This is a story I've heard vague tell of before, but Geoffrey McNab does an excellent job of mapping it out in The Independent this weekend. It's 1942, and Orson Welles in in Brazil, working on the documentary, It's All True. First, one of the subjects of the documentary drowns. Meanwhile, Orson's got enemies back in Hollywood; some of them are conspiring to pull the funding on his documentary, whilst others are merely butchering The Magnificent Ambersons in ostensible response to a single disasterous preview screening. The money finally runs out before Welles can finish filming, and when he tells this to a witch doctor who is supposed to appear on camera, the witch doctor pierces a copy of the script with a steel needle strung with red thread – supposedly putting a curse on the director that would last until his death in 1985.


It's true that Welles faced pretty much nothing but professional disappointment from that point forward. Touch of Evil, his potential masterpiece, was also famously taken away from him, and much of his remaining work was either left unfinished, or is for various reasons still little-seen. He became something of a gypsy in his later years, and was notoriously forced at various points to both take humiliating commercial voice-over work and to crash at Peter Bogdanovich's manse, where he earned his keep through performing the uneviable task of teaching Cybill Shepherd how to act. And, crazy as it may seem, a lot of people think The Curse of '42 has something to do with all that. A group of filmmakers reportedly hired a priestess to lift the curse in the early 90s; still, the myth continues to hold a certain kind of weight. According to Oja Kodar, who was Welles' girlfriend in the later years, an unamed Welles scholar "refused to come" to a Welles retrospective held at the recent Locarno Film Festival, "because he believes that everything that talks about Orson Welles is kind of cursed." Still others maintain that Welles' troubles had nothing to do with the supernatural realm. "There is a curse on him," says film historian/sometime Welles associate Joseph McBride, "But I think it is more from capitalism."

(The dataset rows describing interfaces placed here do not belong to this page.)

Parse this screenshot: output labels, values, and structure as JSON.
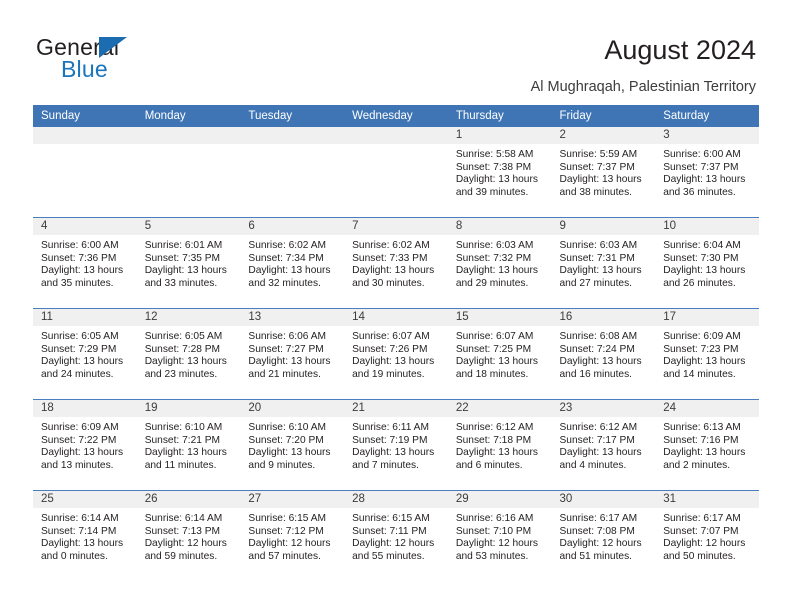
{
  "brand": {
    "name_part1": "General",
    "name_part2": "Blue",
    "triangle_color": "#1b6cb0",
    "blue_color": "#1b75bb"
  },
  "header": {
    "title": "August 2024",
    "subtitle": "Al Mughraqah, Palestinian Territory",
    "accent_color": "#3f75b5",
    "band_color": "#f0f0f0"
  },
  "calendar": {
    "weekday_headers": [
      "Sunday",
      "Monday",
      "Tuesday",
      "Wednesday",
      "Thursday",
      "Friday",
      "Saturday"
    ],
    "labels": {
      "sunrise": "Sunrise:",
      "sunset": "Sunset:",
      "daylight": "Daylight:"
    },
    "weeks": [
      [
        {
          "day": "",
          "empty": true
        },
        {
          "day": "",
          "empty": true
        },
        {
          "day": "",
          "empty": true
        },
        {
          "day": "",
          "empty": true
        },
        {
          "day": "1",
          "sunrise": "Sunrise: 5:58 AM",
          "sunset": "Sunset: 7:38 PM",
          "daylight_1": "Daylight: 13 hours",
          "daylight_2": "and 39 minutes."
        },
        {
          "day": "2",
          "sunrise": "Sunrise: 5:59 AM",
          "sunset": "Sunset: 7:37 PM",
          "daylight_1": "Daylight: 13 hours",
          "daylight_2": "and 38 minutes."
        },
        {
          "day": "3",
          "sunrise": "Sunrise: 6:00 AM",
          "sunset": "Sunset: 7:37 PM",
          "daylight_1": "Daylight: 13 hours",
          "daylight_2": "and 36 minutes."
        }
      ],
      [
        {
          "day": "4",
          "sunrise": "Sunrise: 6:00 AM",
          "sunset": "Sunset: 7:36 PM",
          "daylight_1": "Daylight: 13 hours",
          "daylight_2": "and 35 minutes."
        },
        {
          "day": "5",
          "sunrise": "Sunrise: 6:01 AM",
          "sunset": "Sunset: 7:35 PM",
          "daylight_1": "Daylight: 13 hours",
          "daylight_2": "and 33 minutes."
        },
        {
          "day": "6",
          "sunrise": "Sunrise: 6:02 AM",
          "sunset": "Sunset: 7:34 PM",
          "daylight_1": "Daylight: 13 hours",
          "daylight_2": "and 32 minutes."
        },
        {
          "day": "7",
          "sunrise": "Sunrise: 6:02 AM",
          "sunset": "Sunset: 7:33 PM",
          "daylight_1": "Daylight: 13 hours",
          "daylight_2": "and 30 minutes."
        },
        {
          "day": "8",
          "sunrise": "Sunrise: 6:03 AM",
          "sunset": "Sunset: 7:32 PM",
          "daylight_1": "Daylight: 13 hours",
          "daylight_2": "and 29 minutes."
        },
        {
          "day": "9",
          "sunrise": "Sunrise: 6:03 AM",
          "sunset": "Sunset: 7:31 PM",
          "daylight_1": "Daylight: 13 hours",
          "daylight_2": "and 27 minutes."
        },
        {
          "day": "10",
          "sunrise": "Sunrise: 6:04 AM",
          "sunset": "Sunset: 7:30 PM",
          "daylight_1": "Daylight: 13 hours",
          "daylight_2": "and 26 minutes."
        }
      ],
      [
        {
          "day": "11",
          "sunrise": "Sunrise: 6:05 AM",
          "sunset": "Sunset: 7:29 PM",
          "daylight_1": "Daylight: 13 hours",
          "daylight_2": "and 24 minutes."
        },
        {
          "day": "12",
          "sunrise": "Sunrise: 6:05 AM",
          "sunset": "Sunset: 7:28 PM",
          "daylight_1": "Daylight: 13 hours",
          "daylight_2": "and 23 minutes."
        },
        {
          "day": "13",
          "sunrise": "Sunrise: 6:06 AM",
          "sunset": "Sunset: 7:27 PM",
          "daylight_1": "Daylight: 13 hours",
          "daylight_2": "and 21 minutes."
        },
        {
          "day": "14",
          "sunrise": "Sunrise: 6:07 AM",
          "sunset": "Sunset: 7:26 PM",
          "daylight_1": "Daylight: 13 hours",
          "daylight_2": "and 19 minutes."
        },
        {
          "day": "15",
          "sunrise": "Sunrise: 6:07 AM",
          "sunset": "Sunset: 7:25 PM",
          "daylight_1": "Daylight: 13 hours",
          "daylight_2": "and 18 minutes."
        },
        {
          "day": "16",
          "sunrise": "Sunrise: 6:08 AM",
          "sunset": "Sunset: 7:24 PM",
          "daylight_1": "Daylight: 13 hours",
          "daylight_2": "and 16 minutes."
        },
        {
          "day": "17",
          "sunrise": "Sunrise: 6:09 AM",
          "sunset": "Sunset: 7:23 PM",
          "daylight_1": "Daylight: 13 hours",
          "daylight_2": "and 14 minutes."
        }
      ],
      [
        {
          "day": "18",
          "sunrise": "Sunrise: 6:09 AM",
          "sunset": "Sunset: 7:22 PM",
          "daylight_1": "Daylight: 13 hours",
          "daylight_2": "and 13 minutes."
        },
        {
          "day": "19",
          "sunrise": "Sunrise: 6:10 AM",
          "sunset": "Sunset: 7:21 PM",
          "daylight_1": "Daylight: 13 hours",
          "daylight_2": "and 11 minutes."
        },
        {
          "day": "20",
          "sunrise": "Sunrise: 6:10 AM",
          "sunset": "Sunset: 7:20 PM",
          "daylight_1": "Daylight: 13 hours",
          "daylight_2": "and 9 minutes."
        },
        {
          "day": "21",
          "sunrise": "Sunrise: 6:11 AM",
          "sunset": "Sunset: 7:19 PM",
          "daylight_1": "Daylight: 13 hours",
          "daylight_2": "and 7 minutes."
        },
        {
          "day": "22",
          "sunrise": "Sunrise: 6:12 AM",
          "sunset": "Sunset: 7:18 PM",
          "daylight_1": "Daylight: 13 hours",
          "daylight_2": "and 6 minutes."
        },
        {
          "day": "23",
          "sunrise": "Sunrise: 6:12 AM",
          "sunset": "Sunset: 7:17 PM",
          "daylight_1": "Daylight: 13 hours",
          "daylight_2": "and 4 minutes."
        },
        {
          "day": "24",
          "sunrise": "Sunrise: 6:13 AM",
          "sunset": "Sunset: 7:16 PM",
          "daylight_1": "Daylight: 13 hours",
          "daylight_2": "and 2 minutes."
        }
      ],
      [
        {
          "day": "25",
          "sunrise": "Sunrise: 6:14 AM",
          "sunset": "Sunset: 7:14 PM",
          "daylight_1": "Daylight: 13 hours",
          "daylight_2": "and 0 minutes."
        },
        {
          "day": "26",
          "sunrise": "Sunrise: 6:14 AM",
          "sunset": "Sunset: 7:13 PM",
          "daylight_1": "Daylight: 12 hours",
          "daylight_2": "and 59 minutes."
        },
        {
          "day": "27",
          "sunrise": "Sunrise: 6:15 AM",
          "sunset": "Sunset: 7:12 PM",
          "daylight_1": "Daylight: 12 hours",
          "daylight_2": "and 57 minutes."
        },
        {
          "day": "28",
          "sunrise": "Sunrise: 6:15 AM",
          "sunset": "Sunset: 7:11 PM",
          "daylight_1": "Daylight: 12 hours",
          "daylight_2": "and 55 minutes."
        },
        {
          "day": "29",
          "sunrise": "Sunrise: 6:16 AM",
          "sunset": "Sunset: 7:10 PM",
          "daylight_1": "Daylight: 12 hours",
          "daylight_2": "and 53 minutes."
        },
        {
          "day": "30",
          "sunrise": "Sunrise: 6:17 AM",
          "sunset": "Sunset: 7:08 PM",
          "daylight_1": "Daylight: 12 hours",
          "daylight_2": "and 51 minutes."
        },
        {
          "day": "31",
          "sunrise": "Sunrise: 6:17 AM",
          "sunset": "Sunset: 7:07 PM",
          "daylight_1": "Daylight: 12 hours",
          "daylight_2": "and 50 minutes."
        }
      ]
    ]
  }
}
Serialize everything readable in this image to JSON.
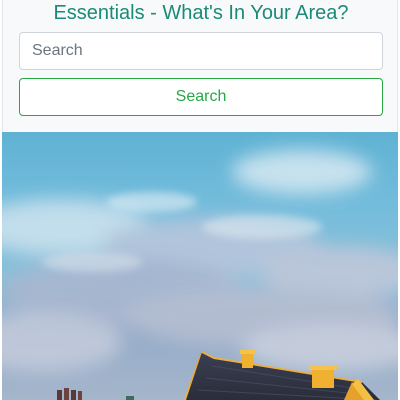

The rest of McNab's article focuses primarily on The Other Side of the Wind, Welles final, unfinished feature, which apparently plays like a highly experimental riff on Russ Meyer-style sexploitation – and which Kodar is apparently trying to finish. To that end, she's already approached Oliver Stone and Clint Eastwood, both of whom have declined to help. Must be the curse.